In anticipation of the start of my PhD program, I’ve been devouring everything I can find that claims to give advice to grad students or shares an anecdote from someone who’s already done what I’m about to start. One post that I love is called “Playing the Wrong Game,” in which the author challenges the metaphor that the path to professorship in science is like a traditional video game with obstacles, occasional cheat codes, level-up bonuses, and an end goal, at which point, you win. Instead of thinking of her time as a video game, she compares it to a pinball game – “where a player is thrust into the field with great energy and must navigate a field of obstacles trying along the way to rack up points.” The most important part of this metaphor, to me, is that there’s no “winning.” There’s just a constant effort to keep the ball from falling into the abyss and a persistent desire to get more points than you did last time.
Stemming from the pinball metaphor, “Dr. Johnna” advises:
Don’t take formulaic advice based on the video game metaphor, which insinuates that all players must follow a common path to a singularly defined ‘success’.

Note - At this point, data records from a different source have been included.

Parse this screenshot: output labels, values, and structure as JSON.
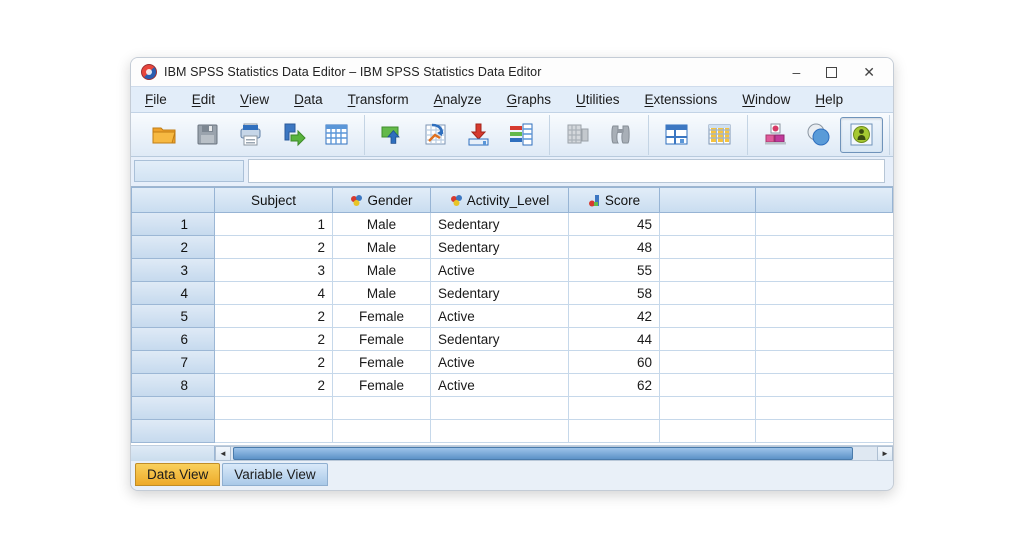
{
  "window": {
    "title": "IBM SPSS Statistics Data Editor – IBM SPSS Statistics Data Editor",
    "controls": {
      "minimize": "–",
      "close": "✕"
    }
  },
  "menu": {
    "items": [
      {
        "label": "File"
      },
      {
        "label": "Edit"
      },
      {
        "label": "View"
      },
      {
        "label": "Data"
      },
      {
        "label": "Transform"
      },
      {
        "label": "Analyze"
      },
      {
        "label": "Graphs"
      },
      {
        "label": "Utilities"
      },
      {
        "label": "Extenssions"
      },
      {
        "label": "Window"
      },
      {
        "label": "Help"
      }
    ]
  },
  "toolbar": {
    "icons": [
      "open-file",
      "save",
      "print",
      "export-data",
      "data-grid",
      "recall-dialogs",
      "goto-chart",
      "goto-case",
      "goto-variable",
      "split-file",
      "find",
      "insert-cases",
      "insert-variable",
      "use-variable-sets",
      "select-cases",
      "value-labels-toggle"
    ]
  },
  "cell_reference": {
    "name": "",
    "editor_value": ""
  },
  "grid": {
    "columns": [
      {
        "label": "Subject",
        "icon": null
      },
      {
        "label": "Gender",
        "icon": "nominal-measure"
      },
      {
        "label": "Activity_Level",
        "icon": "nominal-measure"
      },
      {
        "label": "Score",
        "icon": "scale-measure"
      },
      {
        "label": "",
        "icon": null
      },
      {
        "label": "",
        "icon": null
      }
    ],
    "rows": [
      {
        "n": "1",
        "cells": [
          "1",
          "Male",
          "Sedentary",
          "45",
          "",
          ""
        ]
      },
      {
        "n": "2",
        "cells": [
          "2",
          "Male",
          "Sedentary",
          "48",
          "",
          ""
        ]
      },
      {
        "n": "3",
        "cells": [
          "3",
          "Male",
          "Active",
          "55",
          "",
          ""
        ]
      },
      {
        "n": "4",
        "cells": [
          "4",
          "Male",
          "Sedentary",
          "58",
          "",
          ""
        ]
      },
      {
        "n": "5",
        "cells": [
          "2",
          "Female",
          "Active",
          "42",
          "",
          ""
        ]
      },
      {
        "n": "6",
        "cells": [
          "2",
          "Female",
          "Sedentary",
          "44",
          "",
          ""
        ]
      },
      {
        "n": "7",
        "cells": [
          "2",
          "Female",
          "Active",
          "60",
          "",
          ""
        ]
      },
      {
        "n": "8",
        "cells": [
          "2",
          "Female",
          "Active",
          "62",
          "",
          ""
        ]
      },
      {
        "n": "",
        "cells": [
          "",
          "",
          "",
          "",
          "",
          ""
        ]
      },
      {
        "n": "",
        "cells": [
          "",
          "",
          "",
          "",
          "",
          ""
        ]
      }
    ]
  },
  "scrollbar": {
    "left_arrow": "◄",
    "right_arrow": "►"
  },
  "tabs": [
    {
      "label": "Data View",
      "active": true
    },
    {
      "label": "Variable View",
      "active": false
    }
  ],
  "colors": {
    "active_tab": "#edaa2a",
    "inactive_tab": "#a9c9e8",
    "header_fill": "#c9ddf0",
    "scroll_thumb": "#5c92c7"
  }
}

At the end of the post, she asks: “What’s your game?” There are so many games in existence, each with nuances that separate it from the rest. And we all have different paths (an interesting metaphor in itself), goals, and perceptions of the world around us, regardless of whether we’re aiming for a professorship, a political position, or just to be the best parent/friend/sibling/child/significant other we can be. Maybe we’re all playing multiple games at once… Monopoly? Darts? Bananagrams?